    This information needs to be on the front upper fold of newspapers weekly at least, and on the nightly news daily. The general public is ignorant of these facts and findings, and I include myself in that group. I do crave original reporting vs. fast and cheap McNews that most outlets simply re-package, if they even do that. Mostly we get drivel and infotainment. Our press has turned its back on our country by failing to do its true job, choosing instead its new mistress: Wall Street.

    This is but one example of why media consolidation and mega news monopolies are dangerous to the survival of any democracy. We have Congress to thank for approving the systematic dismantling of our most precious resource: a free press. Every year Congress threatens to cut funding for PBS and NPR. They surely would not want this story to become common knowledge.

    Thank you PBS for airing this critically needed story and thank you to the brave researchers that tackled it.

  • Humanist

    Excellent piece of journalism!
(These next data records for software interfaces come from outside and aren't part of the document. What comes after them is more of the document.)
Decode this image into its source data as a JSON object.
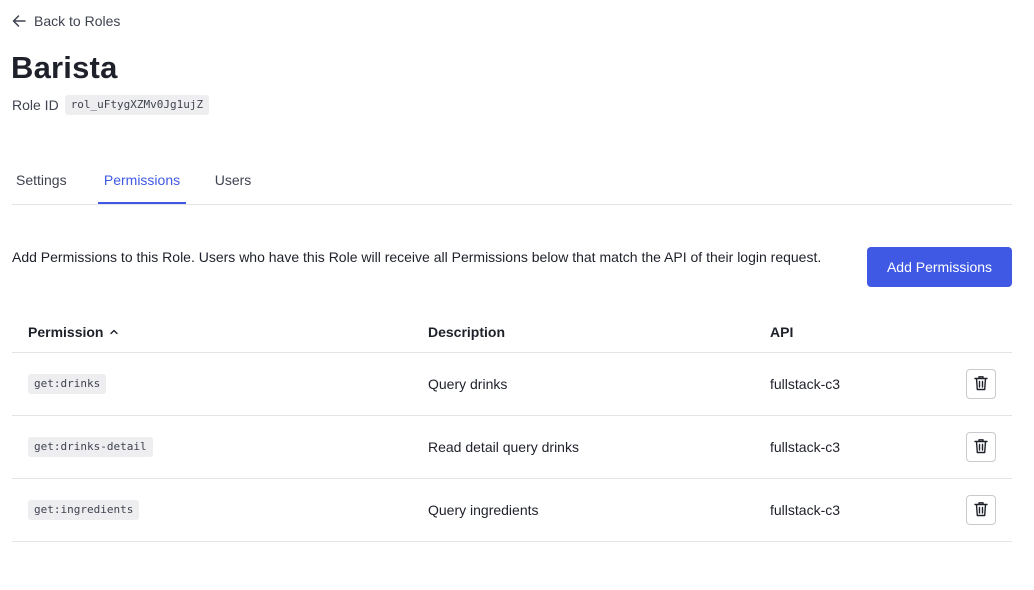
{
  "nav": {
    "back_label": "Back to Roles"
  },
  "role": {
    "name": "Barista",
    "id_label": "Role ID",
    "id_value": "rol_uFtygXZMv0Jg1ujZ"
  },
  "tabs": [
    {
      "label": "Settings",
      "active": false
    },
    {
      "label": "Permissions",
      "active": true
    },
    {
      "label": "Users",
      "active": false
    }
  ],
  "permissions_panel": {
    "description": "Add Permissions to this Role. Users who have this Role will receive all Permissions below that match the API of their login request.",
    "add_button_label": "Add Permissions"
  },
  "table": {
    "columns": [
      "Permission",
      "Description",
      "API"
    ],
    "sort_column": "Permission",
    "sort_direction": "ascending",
    "rows": [
      {
        "permission": "get:drinks",
        "description": "Query drinks",
        "api": "fullstack-c3"
      },
      {
        "permission": "get:drinks-detail",
        "description": "Read detail query drinks",
        "api": "fullstack-c3"
      },
      {
        "permission": "get:ingredients",
        "description": "Query ingredients",
        "api": "fullstack-c3"
      }
    ]
  },
  "icons": {
    "back": "arrow-left-icon",
    "sort": "chevron-up-icon",
    "delete": "trash-icon"
  },
  "colors": {
    "accent": "#3f59e4",
    "text": "#1e212a",
    "muted": "#3f4350",
    "border": "#e3e4e8"
  }
}
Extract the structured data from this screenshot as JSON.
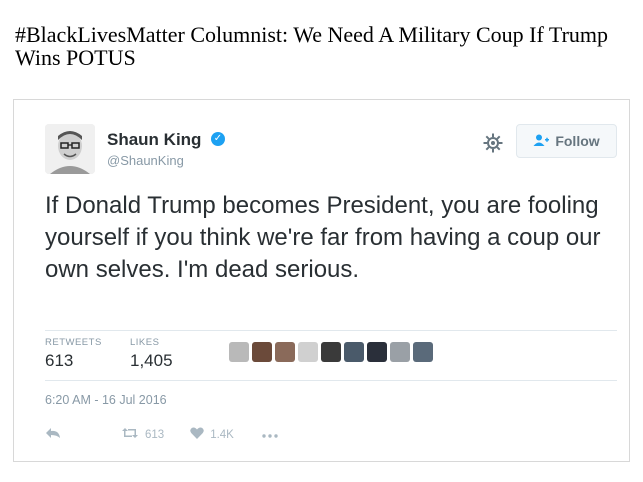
{
  "headline": "#BlackLivesMatter Columnist: We Need A Military Coup If Trump Wins POTUS",
  "tweet": {
    "user": {
      "name": "Shaun King",
      "handle": "@ShaunKing"
    },
    "follow_label": "Follow",
    "text": "If Donald Trump becomes President, you are fooling yourself if you think we're far from having a coup our own selves. I'm dead serious.",
    "stats": {
      "retweets_label": "RETWEETS",
      "retweets_value": "613",
      "likes_label": "LIKES",
      "likes_value": "1,405"
    },
    "liker_avatar_count": 9,
    "timestamp": "6:20 AM - 16 Jul 2016",
    "actions": {
      "retweet_count": "613",
      "like_count": "1.4K"
    }
  },
  "colors": {
    "accent": "#1da1f2",
    "text": "#292f33",
    "muted": "#8899a6"
  },
  "icons": [
    "verified-icon",
    "gear-icon",
    "follow-person-icon",
    "reply-icon",
    "retweet-icon",
    "heart-icon",
    "more-icon"
  ]
}
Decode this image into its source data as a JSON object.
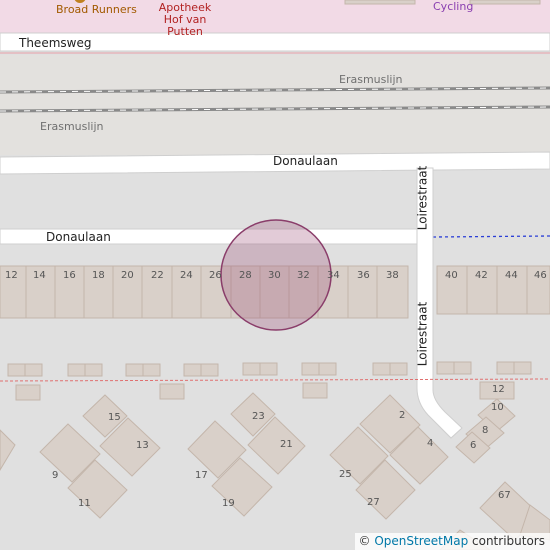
{
  "map": {
    "pois": {
      "broad_runners": "Broad Runners",
      "apotheek": "Apotheek Hof van Putten",
      "cycling": "Cycling"
    },
    "streets": {
      "theemsweg": "Theemsweg",
      "donaulaan_main": "Donaulaan",
      "donaulaan_west": "Donaulaan",
      "loirestraat_north": "Loirestraat",
      "loirestraat_south": "Loirestraat"
    },
    "railways": {
      "erasmuslijn_north": "Erasmuslijn",
      "erasmuslijn_south": "Erasmuslijn"
    },
    "house_numbers_row": [
      "12",
      "14",
      "16",
      "18",
      "20",
      "22",
      "24",
      "26",
      "28",
      "30",
      "32",
      "34",
      "36",
      "38",
      "40",
      "42",
      "44",
      "46"
    ],
    "house_numbers_south": [
      "15",
      "13",
      "9",
      "11",
      "23",
      "21",
      "17",
      "19",
      "2",
      "4",
      "25",
      "27",
      "12",
      "10",
      "8",
      "6",
      "67"
    ],
    "highlight_color": "#a0527a",
    "attribution": {
      "symbol": "©",
      "link_text": "OpenStreetMap",
      "suffix": "contributors"
    }
  }
}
I just wish we could download the video.

  • Tom Frank Uss

    Help me out here. I am under the impression that Iraq was to help defray the financial costs of the war with the sale of their oil. Thank you.

  • Geri Greene

    One of the lies perpetrated to ‘sell’ us on the acceptable idea of going into battle with Iraq was that the oil we controlled would pay for the war. It sure didn’t work that way, now did it George and Dick!